It’s a little hard to describe, how important encouraging people to connect with elders is to me. And how important my own connections are.
This past weekend my sisters and I hosted a celebration of gratitude for my recently-passed mother, her resident neighbors at the nursing home and the caregivers who loved her. What struck me more than anything was how appreciative the residents were.
To be honest, it took a little reprimanding from one resident, Anna Kirkey, to help me to see how important connecting can be. On the day after my mother passed, Anna asked me how everything was. For some reason, I chose to not mention my mother, and instead focused on the musical act who was entertaining that day, and said “Things are great, don’t you love this music?” She looked at me sternly and said “I’m gonna ask you again. How is everything?”. I decided to come clean and said to her, “My mother passed yesterday”. Anna replied, “I know, I wondered if you were gonna tell me.”
Jeez, did I think she needed to be shielded? Did I think she wouldn’t care? Or remember? Or……what?? I do not have a reasonable answer. I’m the person who always advocates forthcoming communication, yet here I was, thinking , oh, I don’t know, that she might not notice???
Now this old dog, who’s been writing and training and researching all this valuable information about the elder developmental stage of life, as well as the how’s and why’s respecting and honoring ALL stages is vital, is learning some new things about what that really means.
One of the things it means is that connecting with elders is a two way street. Had I gotten out of touch with this realization?
The engagement, participation and appreciation from these friends was so real, so honest, so heartwarming, I don’t think I’ll ever forget each of their personal sentiments. Anna thanked us with sincerity that was palpable, Les shed a tear as he talked about how much Fern meant to him. We all enjoyed the stories, the songs, the love.
My sisters and I were all exhausted by this point, as this was a few weeks after her first service at the funeral home. But that day we were filled with more love in our hearts than probably anyone else on planet earth!

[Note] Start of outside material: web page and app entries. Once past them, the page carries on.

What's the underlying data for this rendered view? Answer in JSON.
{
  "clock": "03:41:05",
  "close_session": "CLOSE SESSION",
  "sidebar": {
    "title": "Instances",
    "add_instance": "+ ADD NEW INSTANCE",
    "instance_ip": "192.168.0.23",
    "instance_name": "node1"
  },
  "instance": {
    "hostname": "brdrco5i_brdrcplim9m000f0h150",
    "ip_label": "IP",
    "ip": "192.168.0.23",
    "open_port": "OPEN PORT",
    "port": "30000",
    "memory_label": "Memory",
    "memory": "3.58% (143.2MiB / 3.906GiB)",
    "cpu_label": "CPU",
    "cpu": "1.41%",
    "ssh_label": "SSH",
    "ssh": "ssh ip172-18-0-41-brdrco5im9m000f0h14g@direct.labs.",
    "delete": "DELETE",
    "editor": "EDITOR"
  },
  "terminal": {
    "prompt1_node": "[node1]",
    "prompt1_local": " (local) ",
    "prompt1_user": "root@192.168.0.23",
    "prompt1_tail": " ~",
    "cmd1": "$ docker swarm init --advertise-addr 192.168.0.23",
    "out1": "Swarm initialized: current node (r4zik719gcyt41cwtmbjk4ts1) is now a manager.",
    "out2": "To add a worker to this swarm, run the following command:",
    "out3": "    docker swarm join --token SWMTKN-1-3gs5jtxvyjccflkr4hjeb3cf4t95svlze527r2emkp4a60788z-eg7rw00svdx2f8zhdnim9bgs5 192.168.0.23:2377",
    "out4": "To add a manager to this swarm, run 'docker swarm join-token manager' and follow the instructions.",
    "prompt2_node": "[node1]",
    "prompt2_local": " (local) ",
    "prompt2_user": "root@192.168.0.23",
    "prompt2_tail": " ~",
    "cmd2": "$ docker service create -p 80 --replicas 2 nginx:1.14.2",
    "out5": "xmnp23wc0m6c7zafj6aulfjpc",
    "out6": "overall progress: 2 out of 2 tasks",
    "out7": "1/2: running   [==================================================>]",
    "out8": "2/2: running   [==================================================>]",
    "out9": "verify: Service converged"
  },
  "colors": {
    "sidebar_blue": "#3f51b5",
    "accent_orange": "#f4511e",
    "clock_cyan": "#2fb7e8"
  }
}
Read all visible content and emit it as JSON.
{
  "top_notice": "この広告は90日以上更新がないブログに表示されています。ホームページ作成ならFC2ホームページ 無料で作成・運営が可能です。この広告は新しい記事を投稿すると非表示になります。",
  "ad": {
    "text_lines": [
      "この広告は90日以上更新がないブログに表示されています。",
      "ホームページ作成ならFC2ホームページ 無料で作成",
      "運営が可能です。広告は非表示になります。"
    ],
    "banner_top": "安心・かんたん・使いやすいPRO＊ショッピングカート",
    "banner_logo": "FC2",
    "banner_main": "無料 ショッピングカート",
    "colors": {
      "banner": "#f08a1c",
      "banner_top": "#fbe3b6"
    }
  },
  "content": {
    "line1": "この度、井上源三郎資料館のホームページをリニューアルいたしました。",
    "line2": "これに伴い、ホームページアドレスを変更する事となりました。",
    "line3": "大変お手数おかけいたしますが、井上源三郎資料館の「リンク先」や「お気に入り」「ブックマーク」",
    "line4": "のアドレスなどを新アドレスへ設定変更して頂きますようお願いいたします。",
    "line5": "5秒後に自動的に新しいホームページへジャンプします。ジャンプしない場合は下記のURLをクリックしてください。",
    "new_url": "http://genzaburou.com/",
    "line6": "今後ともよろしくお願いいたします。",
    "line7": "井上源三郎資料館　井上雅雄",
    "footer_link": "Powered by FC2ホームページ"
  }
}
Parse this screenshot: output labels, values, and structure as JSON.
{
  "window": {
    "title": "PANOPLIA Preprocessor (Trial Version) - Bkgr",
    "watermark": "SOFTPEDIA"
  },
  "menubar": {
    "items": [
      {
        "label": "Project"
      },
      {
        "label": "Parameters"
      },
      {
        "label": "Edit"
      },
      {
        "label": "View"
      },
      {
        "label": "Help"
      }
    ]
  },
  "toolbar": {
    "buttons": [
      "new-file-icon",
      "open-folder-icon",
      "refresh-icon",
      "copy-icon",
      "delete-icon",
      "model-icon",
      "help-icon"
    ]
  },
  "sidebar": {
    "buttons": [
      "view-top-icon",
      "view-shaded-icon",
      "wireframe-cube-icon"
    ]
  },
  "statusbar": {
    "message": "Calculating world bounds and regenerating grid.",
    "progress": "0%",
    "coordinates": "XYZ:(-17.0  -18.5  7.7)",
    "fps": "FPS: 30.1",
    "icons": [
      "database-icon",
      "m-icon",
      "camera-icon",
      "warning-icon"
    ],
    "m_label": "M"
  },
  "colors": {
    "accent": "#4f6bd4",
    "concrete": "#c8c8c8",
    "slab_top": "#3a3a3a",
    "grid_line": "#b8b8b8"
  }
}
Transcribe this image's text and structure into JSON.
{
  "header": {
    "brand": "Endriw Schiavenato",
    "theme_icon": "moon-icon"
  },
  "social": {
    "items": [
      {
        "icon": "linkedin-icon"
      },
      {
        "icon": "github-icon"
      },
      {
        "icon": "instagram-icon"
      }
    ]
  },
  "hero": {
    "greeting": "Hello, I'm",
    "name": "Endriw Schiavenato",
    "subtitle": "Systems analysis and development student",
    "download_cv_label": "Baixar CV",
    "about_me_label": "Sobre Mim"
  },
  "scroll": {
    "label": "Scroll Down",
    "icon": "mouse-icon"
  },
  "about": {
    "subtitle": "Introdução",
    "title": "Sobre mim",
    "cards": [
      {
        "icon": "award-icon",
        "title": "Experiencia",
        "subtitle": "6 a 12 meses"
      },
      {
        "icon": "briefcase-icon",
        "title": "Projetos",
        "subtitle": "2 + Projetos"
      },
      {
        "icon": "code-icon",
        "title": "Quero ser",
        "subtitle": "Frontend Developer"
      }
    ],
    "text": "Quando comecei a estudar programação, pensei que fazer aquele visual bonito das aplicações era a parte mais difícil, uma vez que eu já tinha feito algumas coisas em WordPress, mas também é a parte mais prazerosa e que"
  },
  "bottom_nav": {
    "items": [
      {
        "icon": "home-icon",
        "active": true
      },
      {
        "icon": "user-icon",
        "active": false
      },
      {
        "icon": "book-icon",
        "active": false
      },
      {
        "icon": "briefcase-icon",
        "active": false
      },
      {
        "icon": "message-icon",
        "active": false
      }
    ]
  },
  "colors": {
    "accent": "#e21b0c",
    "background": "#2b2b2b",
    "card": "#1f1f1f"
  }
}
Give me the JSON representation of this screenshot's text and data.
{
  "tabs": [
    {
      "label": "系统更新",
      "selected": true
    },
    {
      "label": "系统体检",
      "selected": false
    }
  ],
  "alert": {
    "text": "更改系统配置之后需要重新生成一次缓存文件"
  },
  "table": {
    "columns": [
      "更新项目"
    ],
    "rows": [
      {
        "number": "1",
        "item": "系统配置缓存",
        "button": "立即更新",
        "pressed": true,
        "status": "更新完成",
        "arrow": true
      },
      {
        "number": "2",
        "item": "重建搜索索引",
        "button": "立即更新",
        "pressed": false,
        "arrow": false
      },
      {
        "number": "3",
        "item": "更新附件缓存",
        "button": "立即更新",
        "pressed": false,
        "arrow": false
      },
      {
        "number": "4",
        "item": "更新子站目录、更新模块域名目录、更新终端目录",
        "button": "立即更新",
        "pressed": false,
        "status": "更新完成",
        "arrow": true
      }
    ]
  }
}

Please, don’t make the same initial mistake I made with Anna, by thinking that including elders in all life has to offer isn’t a good idea. In this case, inclusion turned out to be better than just a good idea. It was profoundly expansive!